Russia and FIFA have revealed the eleven host cities that will form part of the 2018 World Cup. They did this on Saturday during a ceremony in Moscow.

There will be eleven host cities, but twelve playing venues as Moscow will provide two venues. The cities have been divided into four geographical clusters (according to FIFA):

  • Central cluster: Moscow (Luzhniki Stadium and Spartak Stadium)
  • Northern cluster: Saint-Petersburg (New Zenit Stadium) and Kaliningrad.
  • Volga cluster: Nizhny Novgorod, Kazan (New Kazan Stadium), Samara, Saransk, and Volgograd.
  • Southern cluster: Rostov-on-Don and Sochi.
  • The fact that host city Ekaterinburg cannot be fit in one of these clusters makes the whole exercise rather nonsensical.

On the map it looks like this:

As thirteen cities had already been pre-selected, there were obviously few surprises. The two cities that did not get selected were Krasnodar and Yaroslavl.

The exclusion of the latter is not that surprising as Yaroslavl is a relatively small city with only a modest football history. Though the team has added up quite a few Premier League (RPL) seasons in the last two decades, its support has remained relatively limited. Its location relatively close to Moscow and Novgorod also did not give it an extra edge.

Krasnodar’s exclusion, however, is perhaps more of a surprise. The city is on the rise with two RPL clubs, FC Kuban is one of the best-supported teams in the league, and the proposed Krasnodar World Cup Stadium was among the largest with a capacity of 50,000 seats.

Fair enough, both Krasnodar clubs have only recently come to prominence and Krasnodar does not rank among Russia’s largest cities, but one feels that it may have deserved a spot.

FIFA has not given any reasons for its exclusion, though its proximity to Sochi, which has a ready stadium in the 2014 Olympic Stadium may have played a role. In terms of legacy, including Sochi makes sense, though the city has little football culture to boast on.

The other host cities are all either large cities, or home to an established RPL side, though Saransk is an exception. The city only has 300,000 inhabitants, FC Mordovia only recently made it to the RPL, the club has relative little support, and other host cities Novgorod, Kazan, and Samara are close. The fact that construction of the new stadium in Saransk has already started therefore must have given it the extra edge.

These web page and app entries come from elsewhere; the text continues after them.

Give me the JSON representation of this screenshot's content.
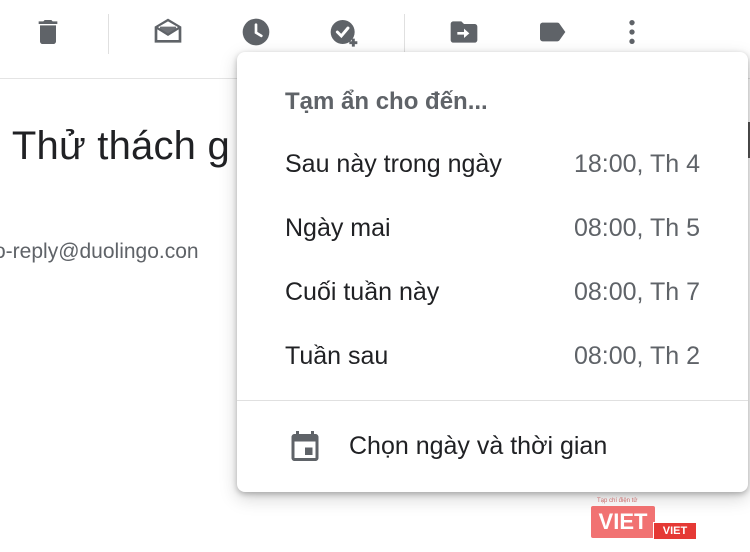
{
  "toolbar": {
    "icons": [
      "delete-icon",
      "mark-unread-icon",
      "snooze-icon",
      "add-task-icon",
      "move-to-icon",
      "label-icon",
      "more-vert-icon"
    ],
    "icon_color": "#5f6368"
  },
  "email": {
    "subject_fragment": ": Thử thách g",
    "sender_fragment": "o-reply@duolingo.con"
  },
  "snooze_menu": {
    "title": "Tạm ẩn cho đến...",
    "items": [
      {
        "label": "Sau này trong ngày",
        "time": "18:00, Th 4"
      },
      {
        "label": "Ngày mai",
        "time": "08:00, Th 5"
      },
      {
        "label": "Cuối tuần này",
        "time": "08:00, Th 7"
      },
      {
        "label": "Tuần sau",
        "time": "08:00, Th 2"
      }
    ],
    "pick_label": "Chọn ngày và thời gian"
  },
  "watermark": {
    "brand": "VIET",
    "tag": "VIET",
    "small_text": "Tạp chí điện tử"
  }
}
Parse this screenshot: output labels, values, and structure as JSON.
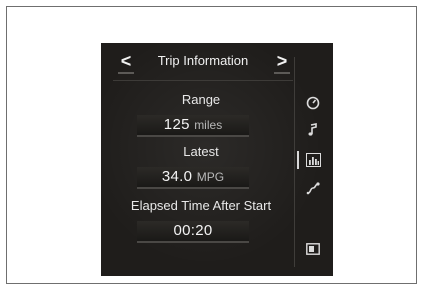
{
  "header": {
    "title": "Trip Information",
    "prev_glyph": "<",
    "next_glyph": ">"
  },
  "metrics": [
    {
      "label": "Range",
      "value": "125",
      "unit": "miles"
    },
    {
      "label": "Latest",
      "value": "34.0",
      "unit": "MPG"
    },
    {
      "label": "Elapsed Time After Start",
      "value": "00:20",
      "unit": ""
    }
  ],
  "sidebar": {
    "icons": [
      {
        "name": "gauge-icon",
        "active": false
      },
      {
        "name": "music-note-icon",
        "active": false
      },
      {
        "name": "bar-chart-icon",
        "active": true
      },
      {
        "name": "route-icon",
        "active": false
      },
      {
        "name": "screen-toggle-icon",
        "active": false
      }
    ]
  }
}
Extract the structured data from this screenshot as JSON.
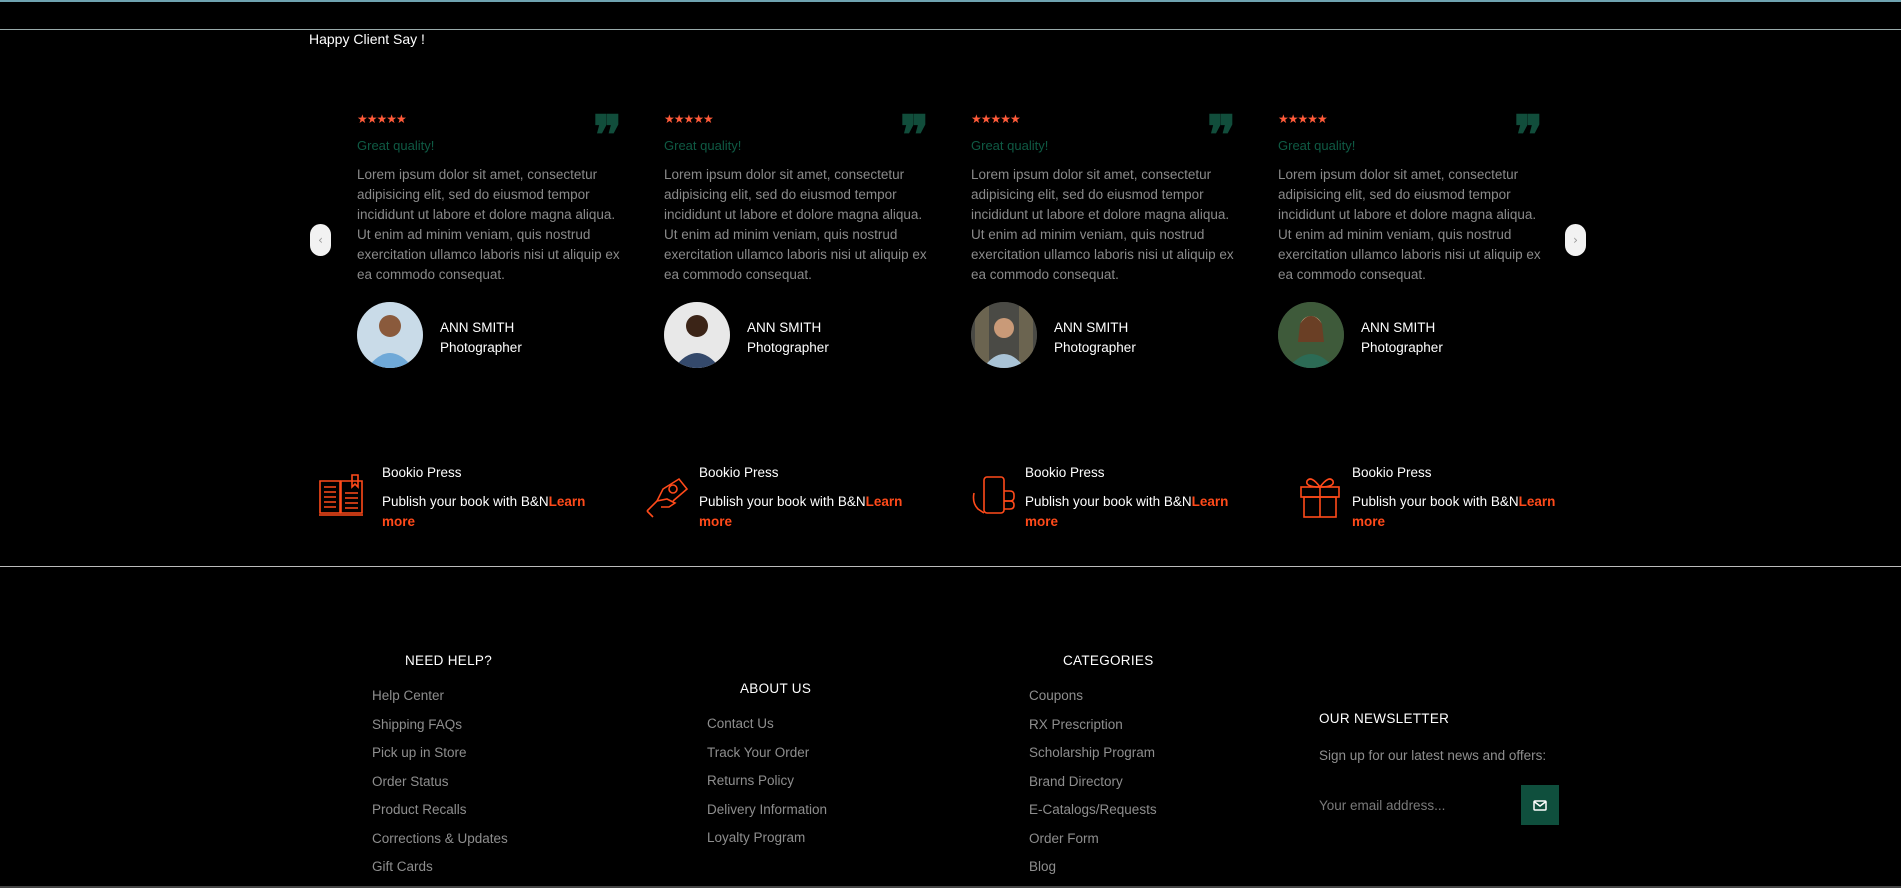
{
  "section": {
    "title": "Happy Client Say !"
  },
  "colors": {
    "accent": "#ff4a1a",
    "brand_green": "#0f4f3d",
    "star": "#ff5b3a"
  },
  "testimonials": [
    {
      "stars": "★★★★★",
      "quote_icon": "quote-icon",
      "heading": "Great quality!",
      "body": "Lorem ipsum dolor sit amet, consectetur adipisicing elit, sed do eiusmod tempor incididunt ut labore et dolore magna aliqua. Ut enim ad minim veniam, quis nostrud exercitation ullamco laboris nisi ut aliquip ex ea commodo consequat.",
      "name": "ANN SMITH",
      "role": "Photographer"
    },
    {
      "stars": "★★★★★",
      "quote_icon": "quote-icon",
      "heading": "Great quality!",
      "body": "Lorem ipsum dolor sit amet, consectetur adipisicing elit, sed do eiusmod tempor incididunt ut labore et dolore magna aliqua. Ut enim ad minim veniam, quis nostrud exercitation ullamco laboris nisi ut aliquip ex ea commodo consequat.",
      "name": "ANN SMITH",
      "role": "Photographer"
    },
    {
      "stars": "★★★★★",
      "quote_icon": "quote-icon",
      "heading": "Great quality!",
      "body": "Lorem ipsum dolor sit amet, consectetur adipisicing elit, sed do eiusmod tempor incididunt ut labore et dolore magna aliqua. Ut enim ad minim veniam, quis nostrud exercitation ullamco laboris nisi ut aliquip ex ea commodo consequat.",
      "name": "ANN SMITH",
      "role": "Photographer"
    },
    {
      "stars": "★★★★★",
      "quote_icon": "quote-icon",
      "heading": "Great quality!",
      "body": "Lorem ipsum dolor sit amet, consectetur adipisicing elit, sed do eiusmod tempor incididunt ut labore et dolore magna aliqua. Ut enim ad minim veniam, quis nostrud exercitation ullamco laboris nisi ut aliquip ex ea commodo consequat.",
      "name": "ANN SMITH",
      "role": "Photographer"
    }
  ],
  "carousel": {
    "prev_icon": "chevron-left-icon",
    "prev_label": "‹",
    "next_icon": "chevron-right-icon",
    "next_label": "›"
  },
  "features": [
    {
      "icon": "book-open-icon",
      "title": "Bookio Press",
      "text": "Publish your book with B&N",
      "link": "Learn more"
    },
    {
      "icon": "hand-money-icon",
      "title": "Bookio Press",
      "text": "Publish your book with B&N",
      "link": "Learn more"
    },
    {
      "icon": "phone-hand-icon",
      "title": "Bookio Press",
      "text": "Publish your book with B&N",
      "link": "Learn more"
    },
    {
      "icon": "gift-icon",
      "title": "Bookio Press",
      "text": "Publish your book with B&N",
      "link": "Learn more"
    }
  ],
  "footer": {
    "need_help": {
      "title": "NEED HELP?",
      "items": [
        "Help Center",
        "Shipping FAQs",
        "Pick up in Store",
        "Order Status",
        "Product Recalls",
        "Corrections & Updates",
        "Gift Cards"
      ]
    },
    "about_us": {
      "title": "ABOUT US",
      "items": [
        "Contact Us",
        "Track Your Order",
        "Returns Policy",
        "Delivery Information",
        "Loyalty Program"
      ]
    },
    "categories": {
      "title": "CATEGORIES",
      "items": [
        "Coupons",
        "RX Prescription",
        "Scholarship Program",
        "Brand Directory",
        "E-Catalogs/Requests",
        "Order Form",
        "Blog"
      ]
    },
    "newsletter": {
      "title": "OUR NEWSLETTER",
      "text": "Sign up for our latest news and offers:",
      "placeholder": "Your email address...",
      "send_icon": "envelope-icon"
    }
  }
}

The other stadiums that are already under construction are the New Zenit Stadium, New Kazan Stadium, Fisht Olympic Stadium, and Spartak Stadium. The other proposed stadiums are still in the design stages and not expected to start construction this year. Some will probably need a considerable financial incentive of the state to get going.

Spartak Stadium was finally chosen over the VTB Arena, the planned new stadium of Dynamo Moscow. While Dynamo recently made a case to convince FIFA over choosing them over Spartak, the selection of Spartak Stadium comes not as a surprise. Construction of the new stadium has already started and is progressing steadily, while that of Dynamo’s more extravagant, and therefore more risky, new stadium will only start next year.

Many European teams will likely hope to play their group matches at the exclave of Kaliningrad, squeezed in between Lithuania and Poland, and located closest to most Western-European countries. While Kaliningrad has a sizeable population, its inclusion feels a bit as a gimmick as FC Baltika Kaliningrad has hardly been a force in Russian football and currently plays two divisions below the Premier League.